To determine the initial effectiveness of government relief efforts, Gusto analyzed data from nearly 27,000 of our small business customers who reported receiving PPP loans and compared it to platform data from our 100,000-plus small business customers nationwide. The report below shows that PPP aid has helped to provide stabilization from the initial free fall in March ‘20, with strong increases in hiring and rehiring beginning in the second half of April ‘20.
This fact sheet shows that across the United States, businesses owned by Black, Latinx, and Asian people have closed down at an alarming rate during the COVID-19 pandemic. Between February and April of 2020 alone, more than 3 million small businesses closed down across the country. Businesses owned by people of color, women, and immigrants have been most severely harmed, closing down faster than the national average
Self-employed workers in states where businesses are hardest hit by the COVID-19 pandemic are more likely to face economic hardships, according to new findings from the U.S. Census Bureau’s experimental Household and Small Business Pulse surveys.
This report provides a first look at the effect of COVID-19 and the ensuing economic downturn on America’s small businesses. We examine small business changes in cash balances, revenues, and expenses through April 2020 using a de-identified sample of nearly 1.3 million small firms nationwide. This sample is based on the anonymized transactions of deposit accounts and represents both nonemployer and employer firms. The vast majority—over 80 percent—of small businesses are nonemployers, which is reflected in our sample.
Commissioned by Upwork and Freelancers Union, this study analyzes the size and impact of the freelance economy, as well as the motivations and challenges of this way of working. This year 53 percent of Gen Z workers freelanced—the highest independent workforce participation of any age bracket since FIA’s launch in 2014.
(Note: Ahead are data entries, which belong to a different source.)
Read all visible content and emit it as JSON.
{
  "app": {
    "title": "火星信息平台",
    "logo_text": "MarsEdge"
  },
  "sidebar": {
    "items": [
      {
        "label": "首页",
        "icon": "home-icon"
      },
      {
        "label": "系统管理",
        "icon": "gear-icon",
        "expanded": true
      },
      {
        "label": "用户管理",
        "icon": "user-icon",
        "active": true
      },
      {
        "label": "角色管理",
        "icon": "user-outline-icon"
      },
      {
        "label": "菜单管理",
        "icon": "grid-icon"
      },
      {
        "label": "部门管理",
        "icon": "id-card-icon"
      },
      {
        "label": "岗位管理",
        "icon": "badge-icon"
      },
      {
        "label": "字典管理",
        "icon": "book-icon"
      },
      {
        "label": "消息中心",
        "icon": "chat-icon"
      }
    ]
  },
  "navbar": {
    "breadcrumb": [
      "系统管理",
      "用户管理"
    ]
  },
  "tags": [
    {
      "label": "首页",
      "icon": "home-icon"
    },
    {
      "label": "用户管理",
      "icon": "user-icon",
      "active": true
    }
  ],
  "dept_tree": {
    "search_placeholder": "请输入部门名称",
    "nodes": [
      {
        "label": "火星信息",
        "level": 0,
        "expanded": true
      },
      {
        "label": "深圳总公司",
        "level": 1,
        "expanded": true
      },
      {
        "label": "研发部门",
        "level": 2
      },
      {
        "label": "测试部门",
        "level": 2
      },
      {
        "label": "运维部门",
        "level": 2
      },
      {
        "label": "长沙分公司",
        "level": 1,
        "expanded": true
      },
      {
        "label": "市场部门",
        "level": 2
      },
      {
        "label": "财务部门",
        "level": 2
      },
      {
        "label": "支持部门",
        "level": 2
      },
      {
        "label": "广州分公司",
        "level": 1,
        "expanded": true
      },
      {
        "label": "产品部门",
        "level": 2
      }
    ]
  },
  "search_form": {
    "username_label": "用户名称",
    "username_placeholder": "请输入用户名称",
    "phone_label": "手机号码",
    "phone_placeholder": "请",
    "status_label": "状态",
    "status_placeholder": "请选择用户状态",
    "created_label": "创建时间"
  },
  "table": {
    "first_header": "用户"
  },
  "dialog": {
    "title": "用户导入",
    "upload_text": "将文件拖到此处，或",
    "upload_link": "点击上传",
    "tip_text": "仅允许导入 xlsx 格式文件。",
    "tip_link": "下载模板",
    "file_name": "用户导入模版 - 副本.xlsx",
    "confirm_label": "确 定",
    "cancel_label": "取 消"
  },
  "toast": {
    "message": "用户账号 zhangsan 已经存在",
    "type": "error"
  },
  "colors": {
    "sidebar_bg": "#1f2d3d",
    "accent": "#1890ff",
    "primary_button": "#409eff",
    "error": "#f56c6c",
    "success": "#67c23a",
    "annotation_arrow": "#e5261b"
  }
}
Since a declaration of emergency for COVID-19 was issued on March 13, 2020, total private employment dropped by over 15 percent. Small businesses employers bore the brunt of the job loss, with a decline of more than 17 percent.
Whether by necessity or ingenuity, minority-owned small businesses may be giving us an early sign of how US businesses will adapt in the wake of COVID-19. These businesses are experimenting with new ways of working to ensure their employees’ safety, offering monetary relief to employees and community members, and introducing new services such as free delivery to those who need it.
In the fourth quarter of 2019, California grew at an annual rate of 2.2%, which was faster than the overall US growth rate of 2.1%. California’s 2019 overall growth rate of 2.6% was down from the 2018 rate of 4.3%. (Source: BEA)
In April 2020, the unemployment rate was 15.5%, up from 4.2% in April 2019. This was above the April 2020 national unemployment rate of 14.7%. (Source: CPS)
The U.S. Census Bureau released new estimates showing 1.1 million employer firms were owned by women and 1.0 million by minorities. According to the 2018 Annual Business Survey (ABS), covering year 2017, 5.6% (322,076) of all U.S. businesses were Hispanic-owned and 6.1% (351,237) were owned by veterans.